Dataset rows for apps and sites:
•••••
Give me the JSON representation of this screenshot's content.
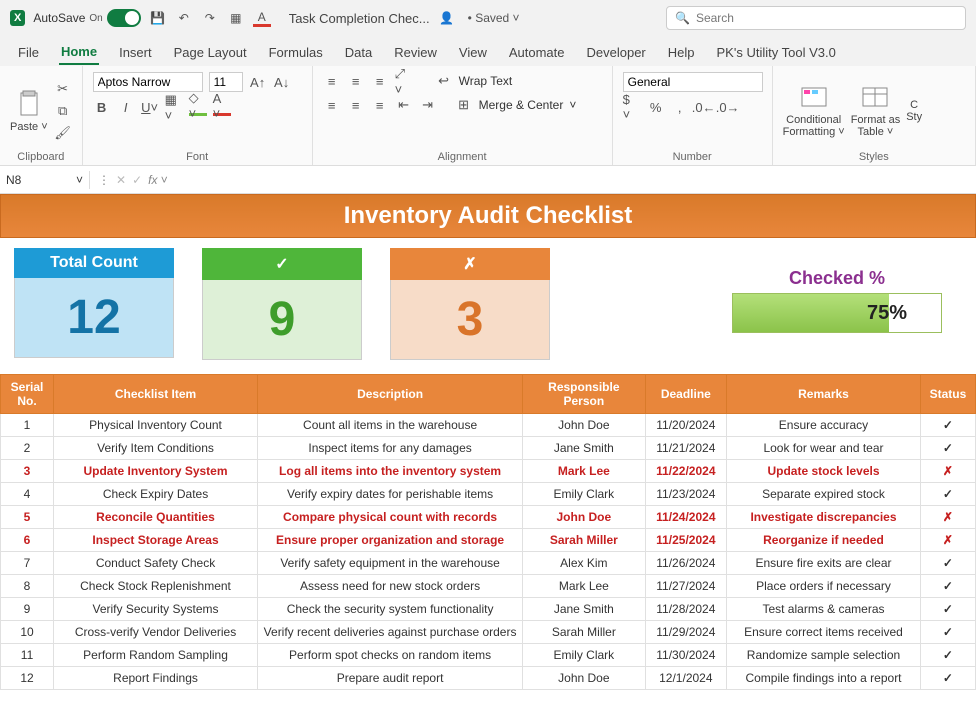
{
  "title": {
    "autosave": "AutoSave",
    "on": "On",
    "doc": "Task Completion Chec...",
    "saved": "Saved",
    "search_placeholder": "Search"
  },
  "tabs": [
    "File",
    "Home",
    "Insert",
    "Page Layout",
    "Formulas",
    "Data",
    "Review",
    "View",
    "Automate",
    "Developer",
    "Help",
    "PK's Utility Tool V3.0"
  ],
  "ribbon": {
    "clipboard": "Clipboard",
    "paste": "Paste",
    "font": "Font",
    "font_name": "Aptos Narrow",
    "font_size": "11",
    "alignment": "Alignment",
    "wrap": "Wrap Text",
    "merge": "Merge & Center",
    "number": "Number",
    "general": "General",
    "styles": "Styles",
    "cond": "Conditional\nFormatting",
    "formatas": "Format as\nTable",
    "cell": "C\nSty"
  },
  "namebox": "N8",
  "banner": "Inventory Audit Checklist",
  "cards": {
    "total_label": "Total Count",
    "total_value": "12",
    "pass_symbol": "✓",
    "pass_value": "9",
    "fail_symbol": "✗",
    "fail_value": "3",
    "checked_label": "Checked %",
    "checked_value": "75%",
    "checked_fill": "75%"
  },
  "headers": [
    "Serial No.",
    "Checklist Item",
    "Description",
    "Responsible Person",
    "Deadline",
    "Remarks",
    "Status"
  ],
  "rows": [
    {
      "n": "1",
      "item": "Physical Inventory Count",
      "desc": "Count all items in the warehouse",
      "resp": "John Doe",
      "dead": "11/20/2024",
      "rem": "Ensure accuracy",
      "status": "pass",
      "red": false
    },
    {
      "n": "2",
      "item": "Verify Item Conditions",
      "desc": "Inspect items for any damages",
      "resp": "Jane Smith",
      "dead": "11/21/2024",
      "rem": "Look for wear and tear",
      "status": "pass",
      "red": false
    },
    {
      "n": "3",
      "item": "Update Inventory System",
      "desc": "Log all items into the inventory system",
      "resp": "Mark Lee",
      "dead": "11/22/2024",
      "rem": "Update stock levels",
      "status": "fail",
      "red": true
    },
    {
      "n": "4",
      "item": "Check Expiry Dates",
      "desc": "Verify expiry dates for perishable items",
      "resp": "Emily Clark",
      "dead": "11/23/2024",
      "rem": "Separate expired stock",
      "status": "pass",
      "red": false
    },
    {
      "n": "5",
      "item": "Reconcile Quantities",
      "desc": "Compare physical count with records",
      "resp": "John Doe",
      "dead": "11/24/2024",
      "rem": "Investigate discrepancies",
      "status": "fail",
      "red": true
    },
    {
      "n": "6",
      "item": "Inspect Storage Areas",
      "desc": "Ensure proper organization and storage",
      "resp": "Sarah Miller",
      "dead": "11/25/2024",
      "rem": "Reorganize if needed",
      "status": "fail",
      "red": true
    },
    {
      "n": "7",
      "item": "Conduct Safety Check",
      "desc": "Verify safety equipment in the warehouse",
      "resp": "Alex Kim",
      "dead": "11/26/2024",
      "rem": "Ensure fire exits are clear",
      "status": "pass",
      "red": false
    },
    {
      "n": "8",
      "item": "Check Stock Replenishment",
      "desc": "Assess need for new stock orders",
      "resp": "Mark Lee",
      "dead": "11/27/2024",
      "rem": "Place orders if necessary",
      "status": "pass",
      "red": false
    },
    {
      "n": "9",
      "item": "Verify Security Systems",
      "desc": "Check the security system functionality",
      "resp": "Jane Smith",
      "dead": "11/28/2024",
      "rem": "Test alarms & cameras",
      "status": "pass",
      "red": false
    },
    {
      "n": "10",
      "item": "Cross-verify Vendor Deliveries",
      "desc": "Verify recent deliveries against purchase orders",
      "resp": "Sarah Miller",
      "dead": "11/29/2024",
      "rem": "Ensure correct items received",
      "status": "pass",
      "red": false
    },
    {
      "n": "11",
      "item": "Perform Random Sampling",
      "desc": "Perform spot checks on random items",
      "resp": "Emily Clark",
      "dead": "11/30/2024",
      "rem": "Randomize sample selection",
      "status": "pass",
      "red": false
    },
    {
      "n": "12",
      "item": "Report Findings",
      "desc": "Prepare audit report",
      "resp": "John Doe",
      "dead": "12/1/2024",
      "rem": "Compile findings into a report",
      "status": "pass",
      "red": false
    }
  ],
  "chart_data": {
    "type": "table",
    "title": "Inventory Audit Checklist",
    "summary": {
      "total": 12,
      "pass": 9,
      "fail": 3,
      "checked_pct": 75
    }
  }
}
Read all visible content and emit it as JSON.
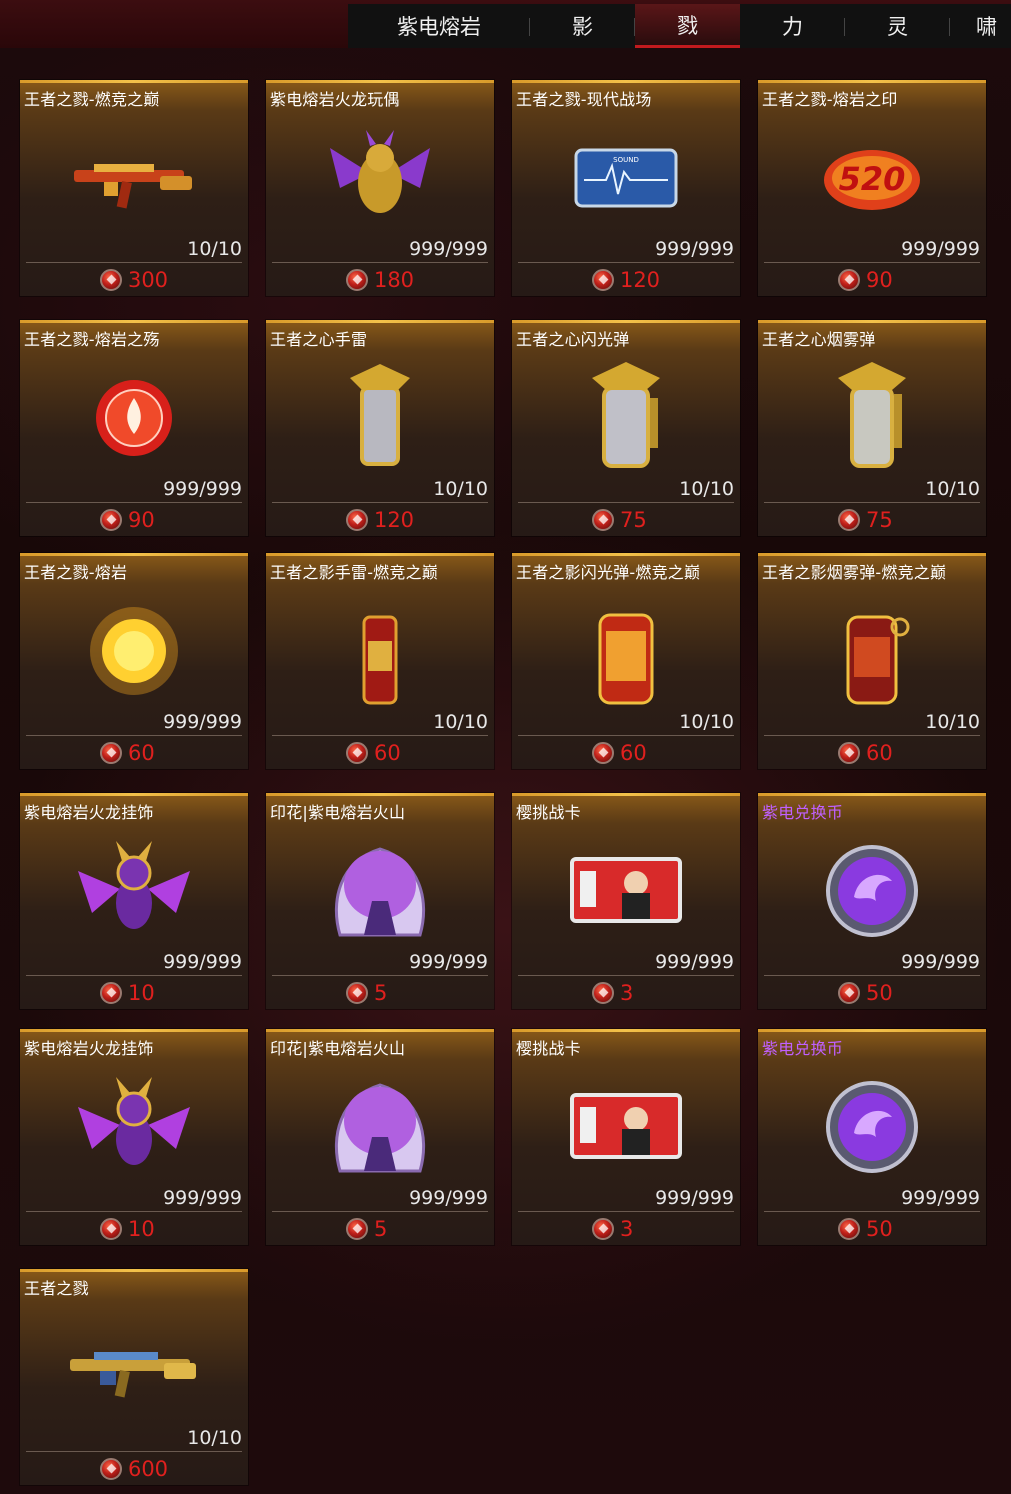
{
  "tabs": [
    {
      "label": "紫电熔岩",
      "active": false
    },
    {
      "label": "影",
      "active": false
    },
    {
      "label": "戮",
      "active": true
    },
    {
      "label": "力",
      "active": false
    },
    {
      "label": "灵",
      "active": false
    },
    {
      "label": "啸",
      "active": false
    }
  ],
  "colors": {
    "price": "#e0201e",
    "card_top": "#f3c14a",
    "active_tab": "#c21a1e",
    "name_purple": "#c060ff"
  },
  "items": [
    {
      "name": "王者之戮-燃竞之巅",
      "stock": "10/10",
      "price": "300",
      "icon": "rifle-red-gold-icon",
      "purple": false
    },
    {
      "name": "紫电熔岩火龙玩偶",
      "stock": "999/999",
      "price": "180",
      "icon": "dragon-doll-icon",
      "purple": false
    },
    {
      "name": "王者之戮-现代战场",
      "stock": "999/999",
      "price": "120",
      "icon": "sound-card-icon",
      "purple": false
    },
    {
      "name": "王者之戮-熔岩之印",
      "stock": "999/999",
      "price": "90",
      "icon": "520-spray-icon",
      "purple": false
    },
    {
      "name": "王者之戮-熔岩之殇",
      "stock": "999/999",
      "price": "90",
      "icon": "flame-emblem-icon",
      "purple": false
    },
    {
      "name": "王者之心手雷",
      "stock": "10/10",
      "price": "120",
      "icon": "grenade-gold-icon",
      "purple": false
    },
    {
      "name": "王者之心闪光弹",
      "stock": "10/10",
      "price": "75",
      "icon": "flashbang-gold-icon",
      "purple": false
    },
    {
      "name": "王者之心烟雾弹",
      "stock": "10/10",
      "price": "75",
      "icon": "smoke-grenade-gold-icon",
      "purple": false
    },
    {
      "name": "王者之戮-熔岩",
      "stock": "999/999",
      "price": "60",
      "icon": "sun-burst-icon",
      "purple": false
    },
    {
      "name": "王者之影手雷-燃竞之巅",
      "stock": "10/10",
      "price": "60",
      "icon": "grenade-red-icon",
      "purple": false
    },
    {
      "name": "王者之影闪光弹-燃竞之巅",
      "stock": "10/10",
      "price": "60",
      "icon": "flashbang-red-icon",
      "purple": false
    },
    {
      "name": "王者之影烟雾弹-燃竞之巅",
      "stock": "10/10",
      "price": "60",
      "icon": "smoke-grenade-red-icon",
      "purple": false
    },
    {
      "name": "紫电熔岩火龙挂饰",
      "stock": "999/999",
      "price": "10",
      "icon": "dragon-charm-icon",
      "purple": false
    },
    {
      "name": "印花|紫电熔岩火山",
      "stock": "999/999",
      "price": "5",
      "icon": "volcano-sticker-icon",
      "purple": false
    },
    {
      "name": "樱挑战卡",
      "stock": "999/999",
      "price": "3",
      "icon": "challenge-card-icon",
      "purple": false
    },
    {
      "name": "紫电兑换币",
      "stock": "999/999",
      "price": "50",
      "icon": "purple-coin-icon",
      "purple": true
    },
    {
      "name": "紫电熔岩火龙挂饰",
      "stock": "999/999",
      "price": "10",
      "icon": "dragon-charm-icon",
      "purple": false
    },
    {
      "name": "印花|紫电熔岩火山",
      "stock": "999/999",
      "price": "5",
      "icon": "volcano-sticker-icon",
      "purple": false
    },
    {
      "name": "樱挑战卡",
      "stock": "999/999",
      "price": "3",
      "icon": "challenge-card-icon",
      "purple": false
    },
    {
      "name": "紫电兑换币",
      "stock": "999/999",
      "price": "50",
      "icon": "purple-coin-icon",
      "purple": true
    },
    {
      "name": "王者之戮",
      "stock": "10/10",
      "price": "600",
      "icon": "rifle-gold-blue-icon",
      "purple": false
    }
  ]
}
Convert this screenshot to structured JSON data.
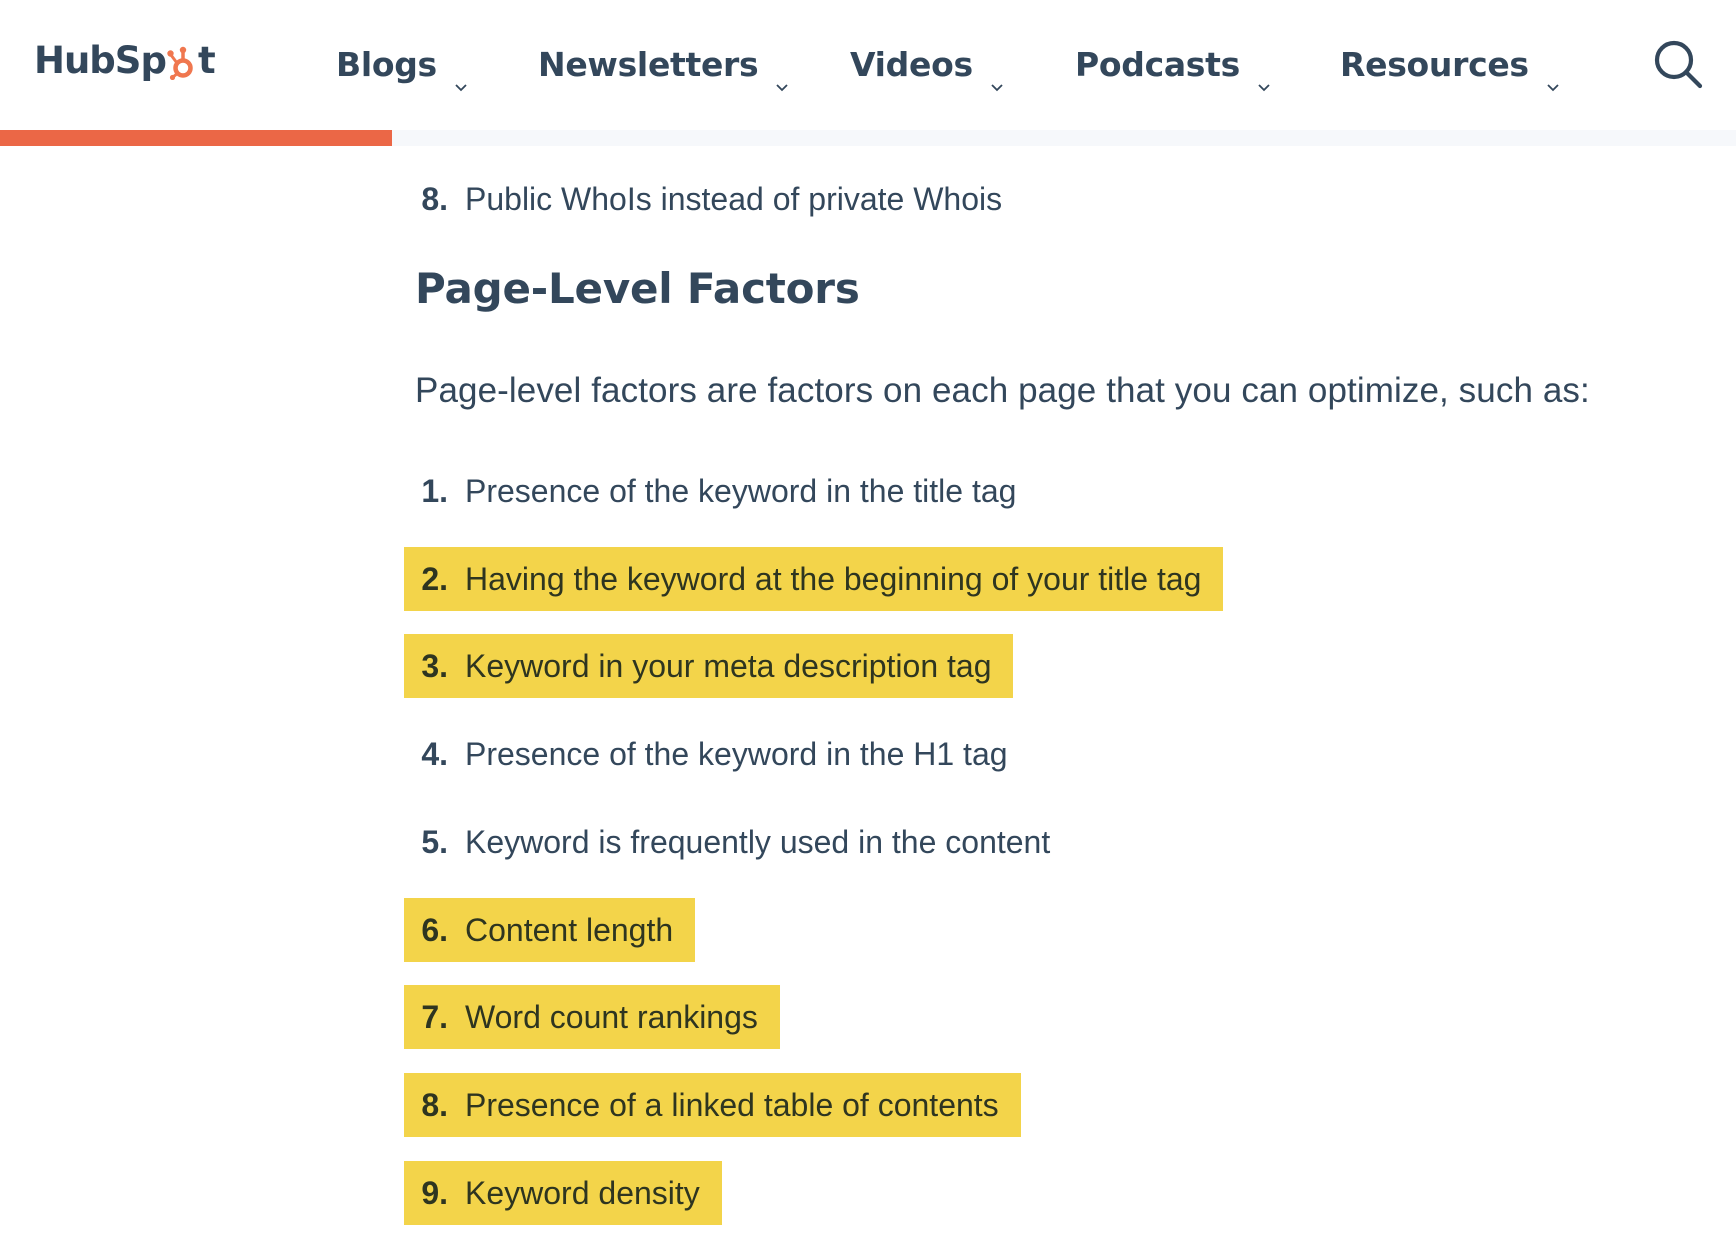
{
  "header": {
    "logo_text_1": "HubSp",
    "logo_text_2": "t",
    "logo_alt": "HubSpot",
    "nav": [
      {
        "label": "Blogs",
        "icon": "chevron-down-icon"
      },
      {
        "label": "Newsletters",
        "icon": "chevron-down-icon"
      },
      {
        "label": "Videos",
        "icon": "chevron-down-icon"
      },
      {
        "label": "Podcasts",
        "icon": "chevron-down-icon"
      },
      {
        "label": "Resources",
        "icon": "chevron-down-icon"
      }
    ],
    "search_icon": "search-icon"
  },
  "reading_progress": {
    "percent": 22.6,
    "fill_color": "#EB6746",
    "track_color": "#F6F8FB"
  },
  "content": {
    "prev_list_item": {
      "number": "8.",
      "text": "Public WhoIs instead of private Whois"
    },
    "heading": "Page-Level Factors",
    "intro": "Page-level factors are factors on each page that you can optimize, such as:",
    "highlight_color": "#F3D44A",
    "items": [
      {
        "number": "1.",
        "text": "Presence of the keyword in the title tag",
        "highlighted": false
      },
      {
        "number": "2.",
        "text": "Having the keyword at the beginning of your title tag",
        "highlighted": true
      },
      {
        "number": "3.",
        "text": "Keyword in your meta description tag",
        "highlighted": true
      },
      {
        "number": "4.",
        "text": "Presence of the keyword in the H1 tag",
        "highlighted": false
      },
      {
        "number": "5.",
        "text": "Keyword is frequently used in the content",
        "highlighted": false
      },
      {
        "number": "6.",
        "text": "Content length",
        "highlighted": true
      },
      {
        "number": "7.",
        "text": "Word count rankings",
        "highlighted": true
      },
      {
        "number": "8.",
        "text": "Presence of a linked table of contents",
        "highlighted": true
      },
      {
        "number": "9.",
        "text": "Keyword density",
        "highlighted": true
      }
    ]
  }
}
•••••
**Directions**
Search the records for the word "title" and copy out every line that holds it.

**Response**
  "title": {
    "title": "Inventory Audit Checklist",
        "text": "Presence of the keyword in the title tag",
        "text": "Having the keyword at the beginning of your title tag",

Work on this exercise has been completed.